SOURCE MATERIAL:
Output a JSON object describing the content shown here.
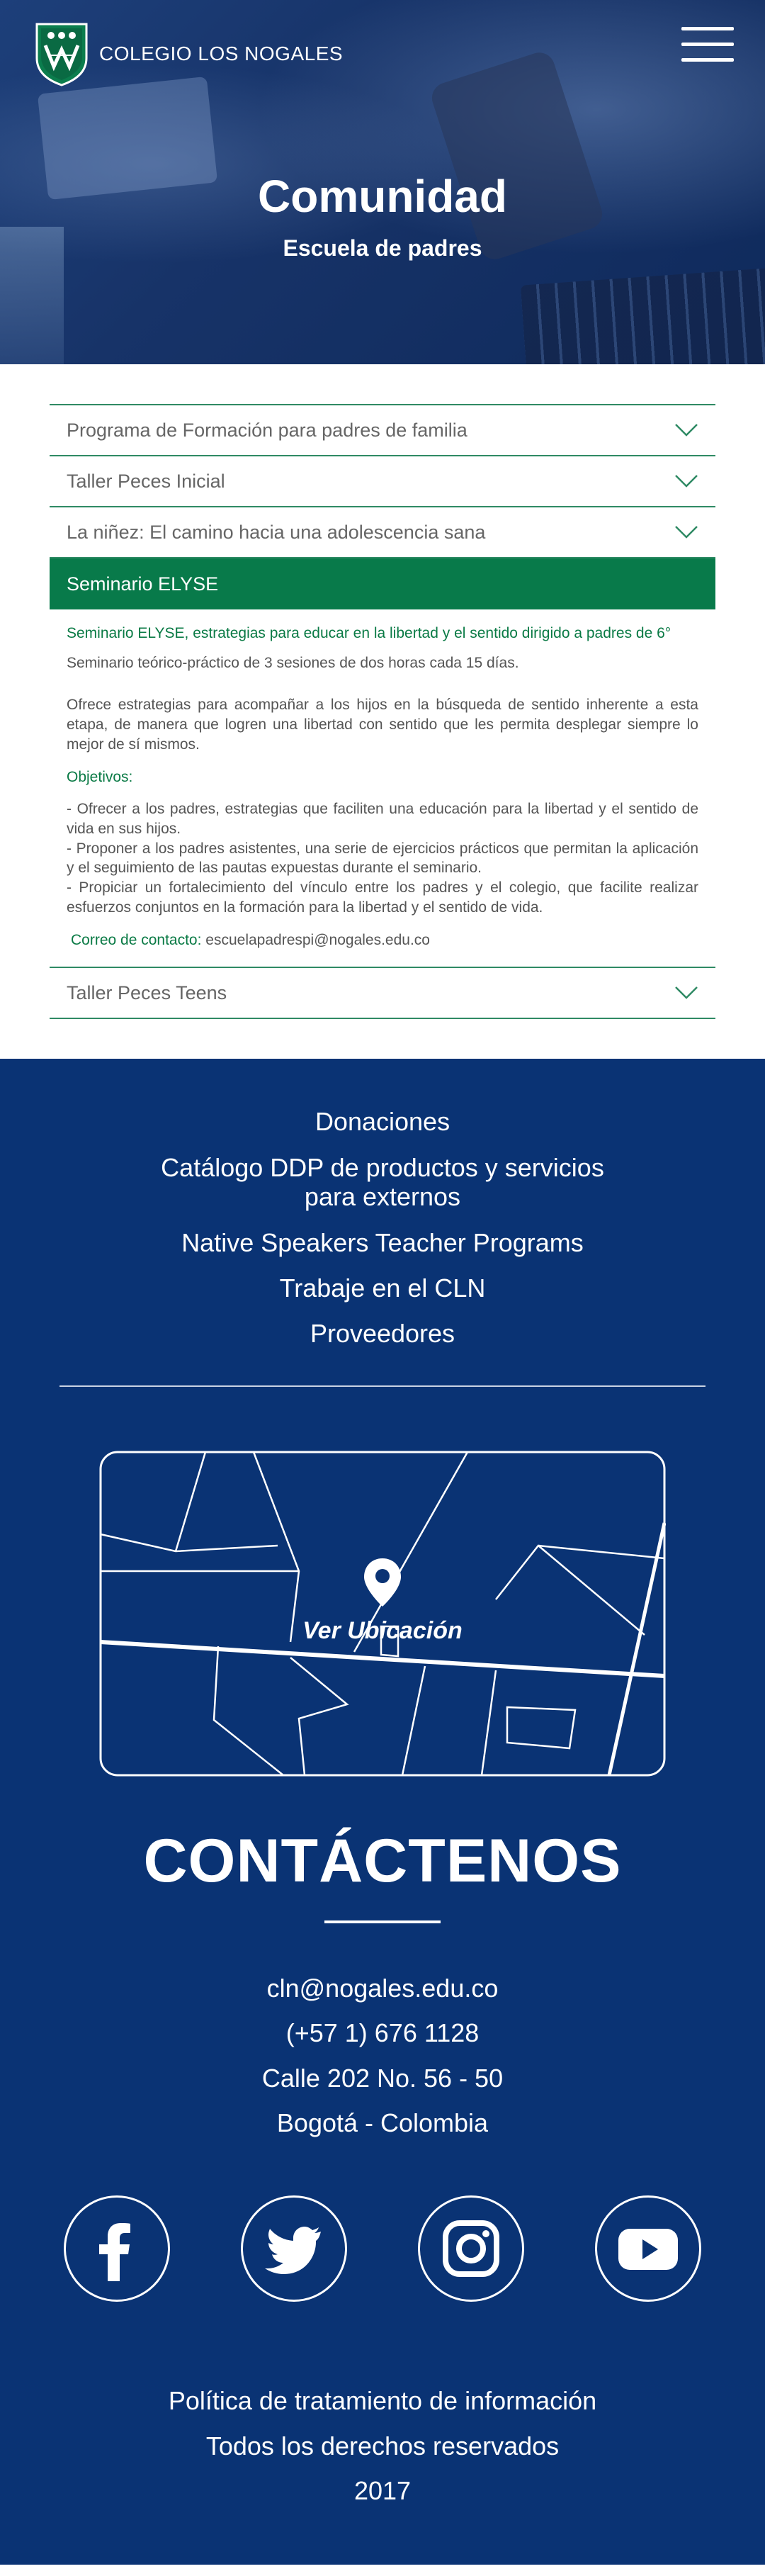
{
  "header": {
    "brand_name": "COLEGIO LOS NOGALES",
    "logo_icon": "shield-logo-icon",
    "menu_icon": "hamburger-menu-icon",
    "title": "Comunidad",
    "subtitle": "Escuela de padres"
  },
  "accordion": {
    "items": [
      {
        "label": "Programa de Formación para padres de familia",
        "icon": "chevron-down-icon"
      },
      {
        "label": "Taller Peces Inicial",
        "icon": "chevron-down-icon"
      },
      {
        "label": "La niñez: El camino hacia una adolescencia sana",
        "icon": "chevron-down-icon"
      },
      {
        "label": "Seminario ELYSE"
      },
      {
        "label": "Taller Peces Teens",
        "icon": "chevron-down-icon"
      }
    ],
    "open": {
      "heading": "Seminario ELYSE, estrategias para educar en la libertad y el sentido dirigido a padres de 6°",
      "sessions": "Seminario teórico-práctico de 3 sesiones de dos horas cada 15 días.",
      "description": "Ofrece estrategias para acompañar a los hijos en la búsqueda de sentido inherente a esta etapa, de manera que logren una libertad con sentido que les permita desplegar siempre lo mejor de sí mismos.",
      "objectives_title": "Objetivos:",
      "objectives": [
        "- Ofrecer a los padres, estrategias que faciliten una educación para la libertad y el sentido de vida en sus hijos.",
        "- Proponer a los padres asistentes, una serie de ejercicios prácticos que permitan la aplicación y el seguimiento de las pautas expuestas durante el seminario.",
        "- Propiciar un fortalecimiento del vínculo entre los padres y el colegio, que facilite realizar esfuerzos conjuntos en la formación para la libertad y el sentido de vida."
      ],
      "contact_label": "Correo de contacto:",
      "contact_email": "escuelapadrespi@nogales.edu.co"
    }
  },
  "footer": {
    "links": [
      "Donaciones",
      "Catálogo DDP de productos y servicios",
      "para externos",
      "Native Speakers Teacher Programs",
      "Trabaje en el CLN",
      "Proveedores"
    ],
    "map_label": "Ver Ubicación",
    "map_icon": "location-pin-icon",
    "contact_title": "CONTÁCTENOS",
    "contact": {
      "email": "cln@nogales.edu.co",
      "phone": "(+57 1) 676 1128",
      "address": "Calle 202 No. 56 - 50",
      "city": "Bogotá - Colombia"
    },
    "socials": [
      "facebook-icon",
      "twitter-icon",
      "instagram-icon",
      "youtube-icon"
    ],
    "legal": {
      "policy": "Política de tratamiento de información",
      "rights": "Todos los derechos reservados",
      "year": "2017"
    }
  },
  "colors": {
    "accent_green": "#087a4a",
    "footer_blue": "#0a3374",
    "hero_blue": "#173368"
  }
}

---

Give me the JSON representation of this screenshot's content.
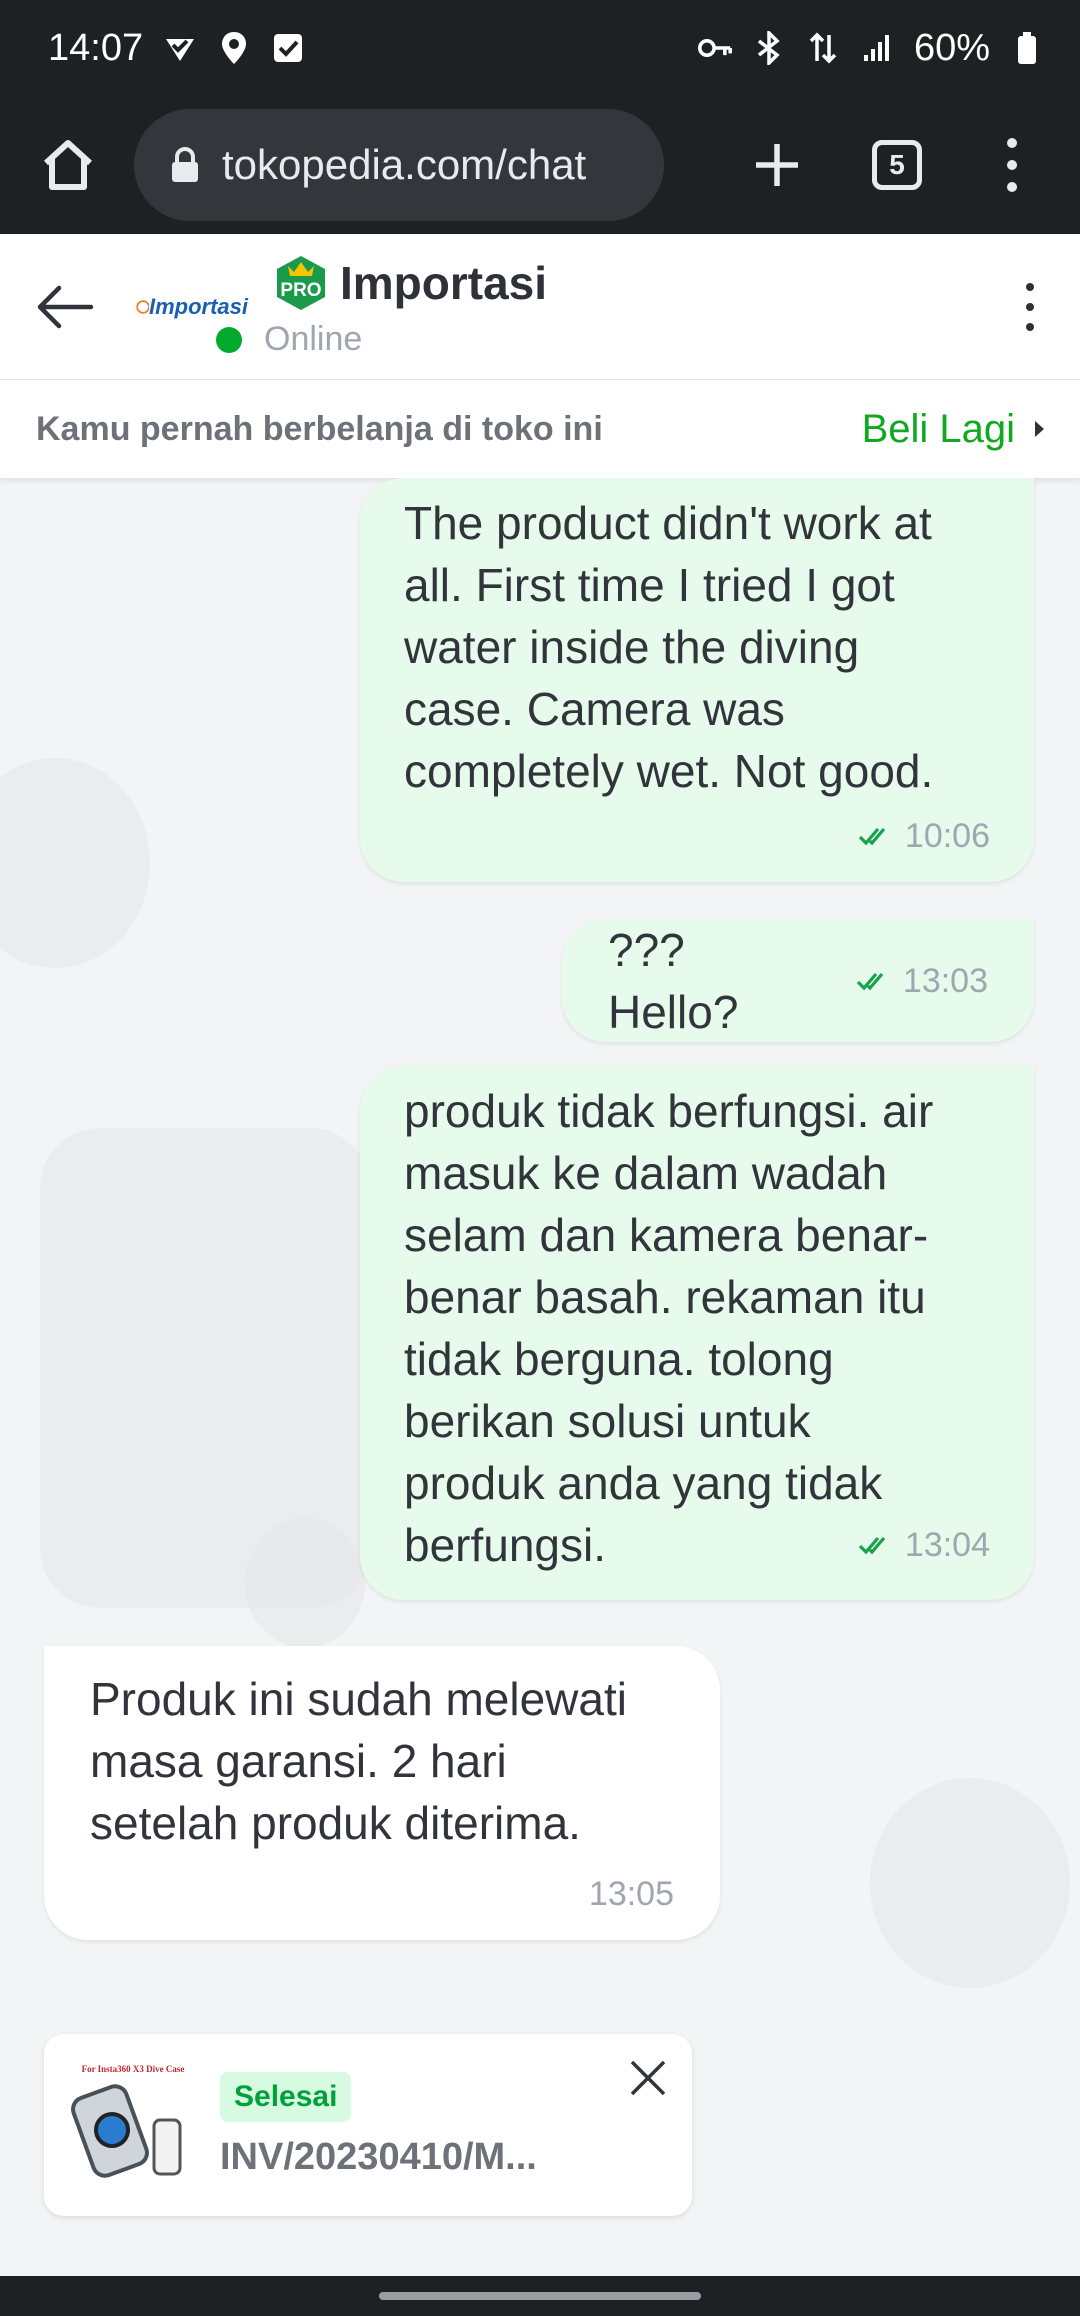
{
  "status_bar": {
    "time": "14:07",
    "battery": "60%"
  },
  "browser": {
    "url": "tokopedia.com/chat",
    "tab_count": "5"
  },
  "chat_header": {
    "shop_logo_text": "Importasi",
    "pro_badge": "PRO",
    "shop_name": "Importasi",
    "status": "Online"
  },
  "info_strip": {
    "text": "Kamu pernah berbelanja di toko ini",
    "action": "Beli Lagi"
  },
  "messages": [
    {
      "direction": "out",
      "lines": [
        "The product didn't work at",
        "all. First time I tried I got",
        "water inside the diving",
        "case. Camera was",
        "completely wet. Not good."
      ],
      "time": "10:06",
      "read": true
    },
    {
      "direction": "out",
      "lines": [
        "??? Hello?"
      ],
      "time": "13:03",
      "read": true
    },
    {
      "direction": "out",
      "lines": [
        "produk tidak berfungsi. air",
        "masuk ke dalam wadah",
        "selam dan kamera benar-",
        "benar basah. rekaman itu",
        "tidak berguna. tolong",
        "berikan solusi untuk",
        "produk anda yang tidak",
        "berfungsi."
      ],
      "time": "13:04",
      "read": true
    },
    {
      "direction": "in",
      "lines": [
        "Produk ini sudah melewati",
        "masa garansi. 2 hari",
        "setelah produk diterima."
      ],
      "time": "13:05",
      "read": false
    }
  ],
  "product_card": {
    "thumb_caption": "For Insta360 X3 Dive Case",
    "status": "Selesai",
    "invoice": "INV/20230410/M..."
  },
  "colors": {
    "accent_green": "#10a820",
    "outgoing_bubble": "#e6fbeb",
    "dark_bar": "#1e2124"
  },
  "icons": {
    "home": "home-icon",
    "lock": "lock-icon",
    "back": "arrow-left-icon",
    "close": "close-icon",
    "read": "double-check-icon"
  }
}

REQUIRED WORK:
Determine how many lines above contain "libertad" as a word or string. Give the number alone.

OUTPUT OF THE EXERCISE:
4